I often get asked both from prospective clients and colleagues in the field how seeing a specialist in sex therapy can assist in resolving sexual difficulties.  This is a very important question and cuts right to the heart of the psychotherapeutic process.  In order to give a more complete, yet concise answer, it’s important to briefly trace the history of psychotherapeutic practice in general, and sex therapy in particular.

The practice of psychotherapy as we know it can be traced to the late 19th century and Sigmund Freud, the founder of psychoanalysis. Even though Freud had his own influences and some professionals were speaking of concepts related to the unconscious at that time, he was the first to really propose a comprehensive theory of the workings of the unconscious process, identifying such structures as the ego, id and superego. As psychoanalysis developed the focus was on interpretation and insight; however, since Freud was basing his theories on a very limited subset of the population of turn of the century Vienna, the problem was that these techniques proved to be unsuccessful with many clients that he did not account for.  In the mid 20th century, Aaron Beck and his cohorts started looking at the role of cognition (thoughts) in human misery and, combining this research with techniques developed by behaviorists, introduced cognitive-behavioral therapy (CBT).

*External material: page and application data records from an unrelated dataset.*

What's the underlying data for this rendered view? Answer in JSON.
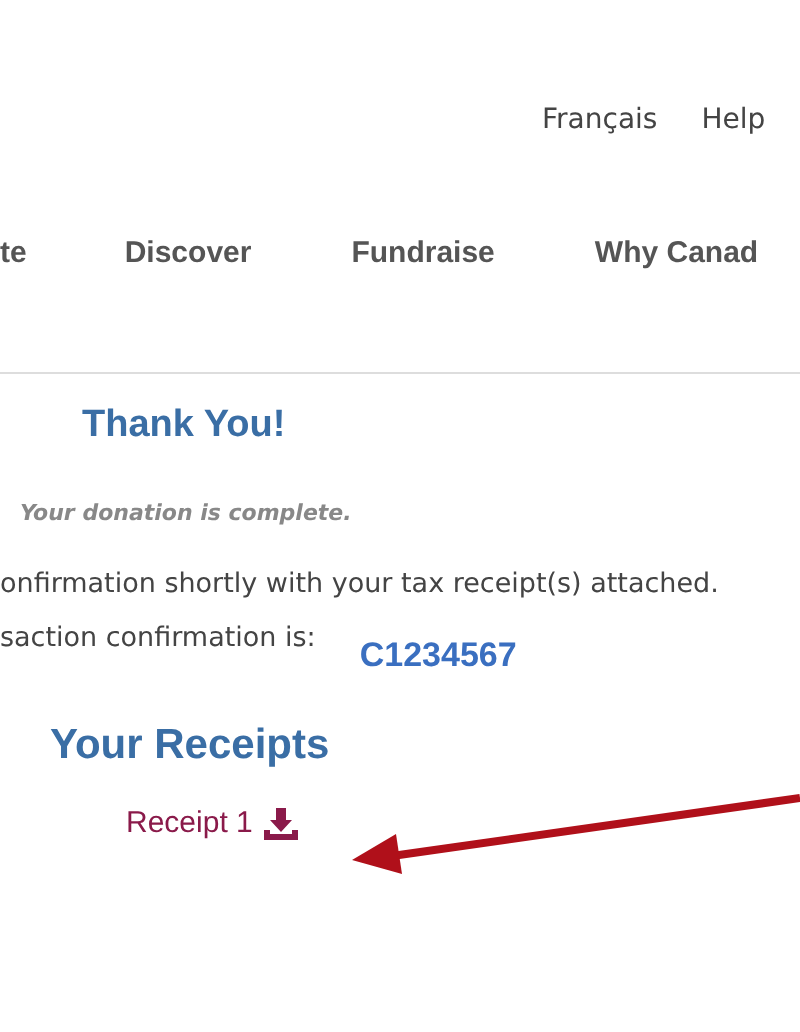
{
  "utility_links": [
    "Français",
    "Help"
  ],
  "nav_items": [
    "te",
    "Discover",
    "Fundraise",
    "Why Canad"
  ],
  "heading": "Thank You!",
  "status": "Your donation is complete.",
  "message": "onfirmation shortly with your tax receipt(s) attached.",
  "confirmation": {
    "label": "saction confirmation is:",
    "number": "C1234567"
  },
  "receipts": {
    "title": "Your Receipts",
    "items": [
      "Receipt 1"
    ]
  }
}
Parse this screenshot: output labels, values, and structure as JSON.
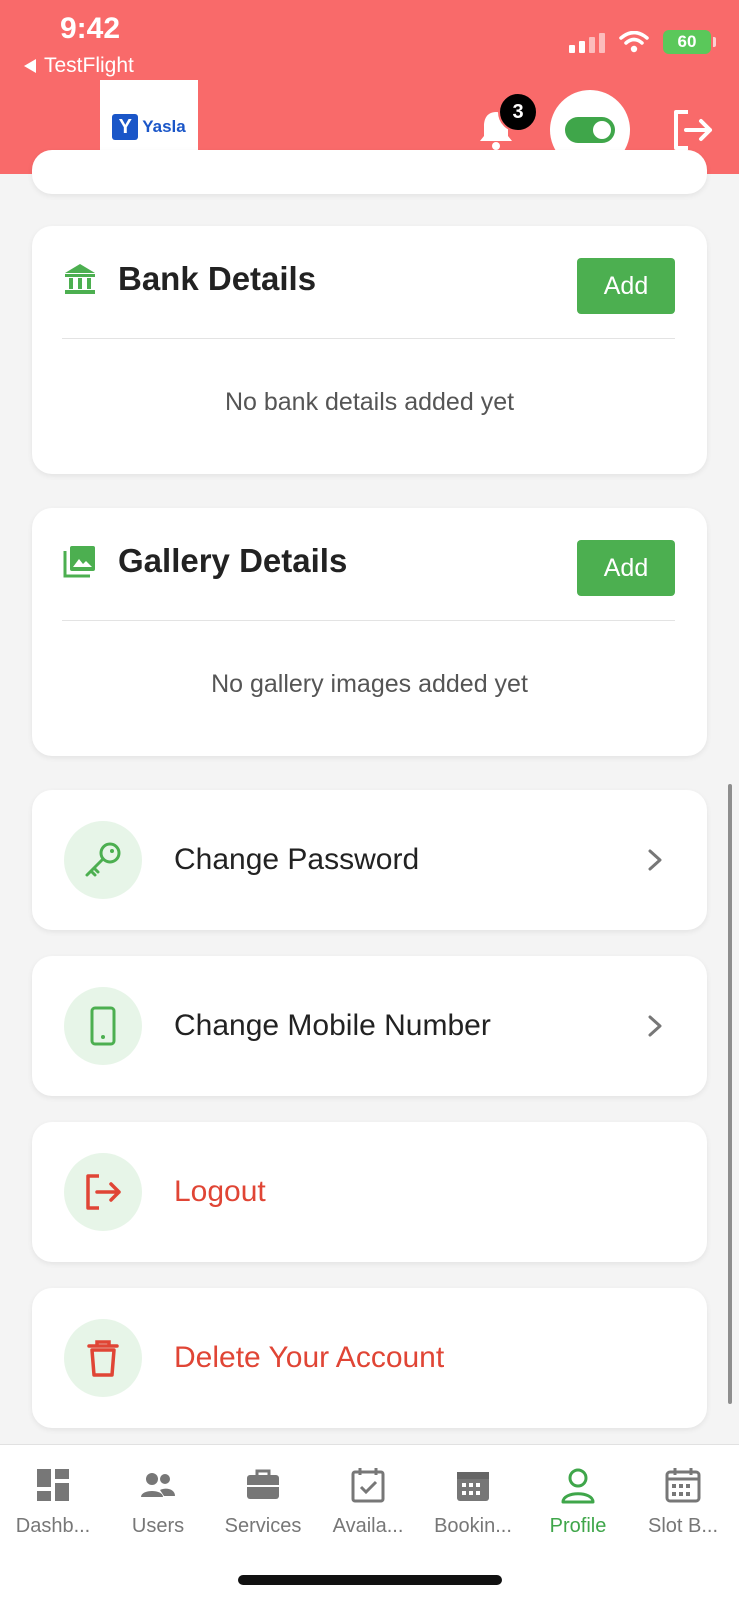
{
  "status": {
    "time": "9:42",
    "back_app": "TestFlight",
    "battery": "60"
  },
  "header": {
    "logo_letter": "Y",
    "logo_text": "Yasla",
    "notification_count": "3"
  },
  "bank": {
    "title": "Bank Details",
    "add_label": "Add",
    "empty": "No bank details added yet"
  },
  "gallery": {
    "title": "Gallery Details",
    "add_label": "Add",
    "empty": "No gallery images added yet"
  },
  "actions": {
    "change_password": "Change Password",
    "change_mobile": "Change Mobile Number",
    "logout": "Logout",
    "delete_account": "Delete Your Account"
  },
  "nav": {
    "items": [
      {
        "label": "Dashb...",
        "icon": "dashboard-icon"
      },
      {
        "label": "Users",
        "icon": "users-icon"
      },
      {
        "label": "Services",
        "icon": "briefcase-icon"
      },
      {
        "label": "Availa...",
        "icon": "calendar-check-icon"
      },
      {
        "label": "Bookin...",
        "icon": "calendar-icon"
      },
      {
        "label": "Profile",
        "icon": "person-icon"
      },
      {
        "label": "Slot B...",
        "icon": "calendar-grid-icon"
      }
    ],
    "active": "Profile"
  },
  "colors": {
    "header": "#f96a6a",
    "accent_green": "#4caf50",
    "danger": "#e04535",
    "icon_bg": "#e7f5e8"
  }
}
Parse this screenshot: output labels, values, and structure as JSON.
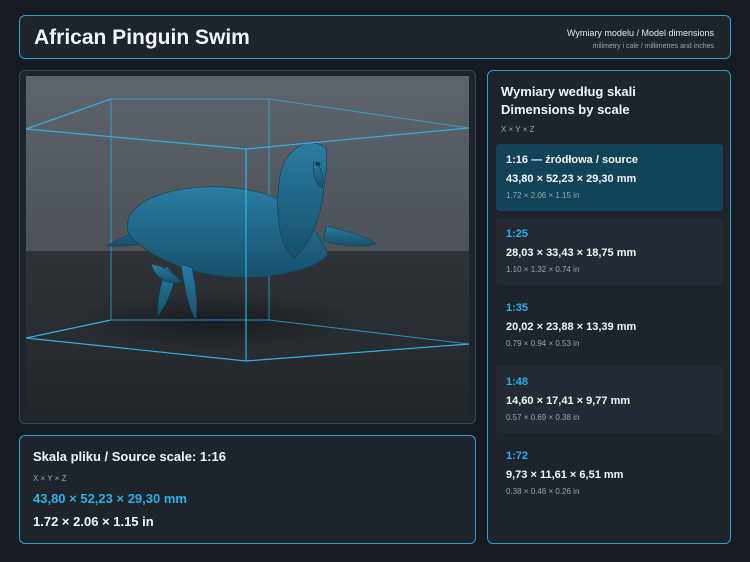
{
  "header": {
    "title": "African Pinguin Swim",
    "subtitle": "Wymiary modelu / Model dimensions",
    "units_note": "milimetry i cale / millimetres and inches"
  },
  "source": {
    "title": "Skala pliku / Source scale: 1:16",
    "axes": "X × Y × Z",
    "mm": "43,80 × 52,23 × 29,30 mm",
    "inches": "1.72 × 2.06 × 1.15 in"
  },
  "scales_panel": {
    "title_pl": "Wymiary według skali",
    "title_en": "Dimensions by scale",
    "axes": "X × Y × Z",
    "items": [
      {
        "label": "1:16  —  źródłowa / source",
        "mm": "43,80 × 52,23 × 29,30 mm",
        "inches": "1.72 × 2.06 × 1.15 in"
      },
      {
        "label": "1:25",
        "mm": "28,03 × 33,43 × 18,75 mm",
        "inches": "1.10 × 1.32 × 0.74 in"
      },
      {
        "label": "1:35",
        "mm": "20,02 × 23,88 × 13,39 mm",
        "inches": "0.79 × 0.94 × 0.53 in"
      },
      {
        "label": "1:48",
        "mm": "14,60 × 17,41 × 9,77 mm",
        "inches": "0.57 × 0.69 × 0.38 in"
      },
      {
        "label": "1:72",
        "mm": "9,73 × 11,61 × 6,51 mm",
        "inches": "0.38 × 0.46 × 0.26 in"
      }
    ]
  },
  "colors": {
    "accent": "#2fb0e6",
    "border": "#2aa0cc",
    "active_card": "#124459",
    "model": "#1f6585"
  }
}
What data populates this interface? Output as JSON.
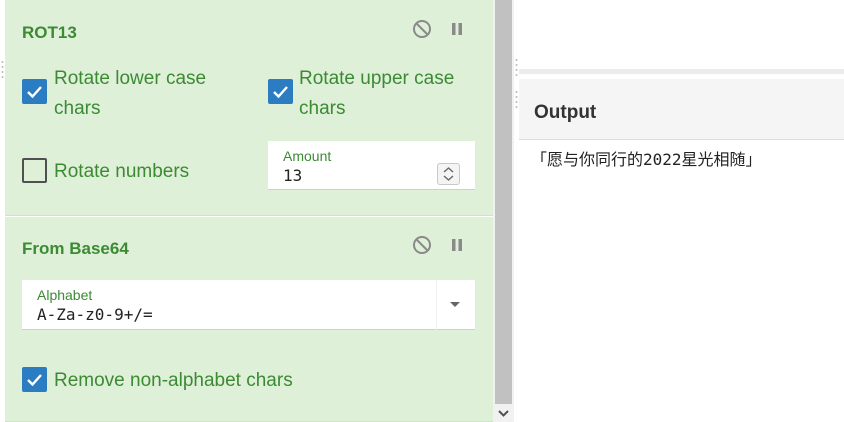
{
  "recipe": {
    "rot13": {
      "title": "ROT13",
      "rotate_lower_label": "Rotate lower case chars",
      "rotate_lower_line1": "Rotate lower case",
      "rotate_lower_line2": "chars",
      "rotate_lower_checked": true,
      "rotate_upper_line1": "Rotate upper case",
      "rotate_upper_line2": "chars",
      "rotate_upper_checked": true,
      "rotate_numbers_label": "Rotate numbers",
      "rotate_numbers_checked": false,
      "amount_label": "Amount",
      "amount_value": "13",
      "disable_icon": "disable-icon",
      "pause_icon": "pause-icon"
    },
    "from_base64": {
      "title": "From Base64",
      "alphabet_label": "Alphabet",
      "alphabet_value": "A-Za-z0-9+/=",
      "remove_non_alphabet_label": "Remove non-alphabet chars",
      "remove_non_alphabet_checked": true,
      "disable_icon": "disable-icon",
      "pause_icon": "pause-icon"
    }
  },
  "output": {
    "title": "Output",
    "text": "「愿与你同行的2022星光相随」"
  },
  "colors": {
    "operation_bg": "#dff0d8",
    "label_green": "#3c8a34",
    "checkbox_blue": "#2c7cc1"
  }
}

It is at this time, with the pioneering work of Masters and Johnson, that sex therapy as a separate discipline was born. Masters and Johnson saw the act of sex as a purely behavioral process and incorporated behavioral techniques of graduated exposure to sexual arousal. […]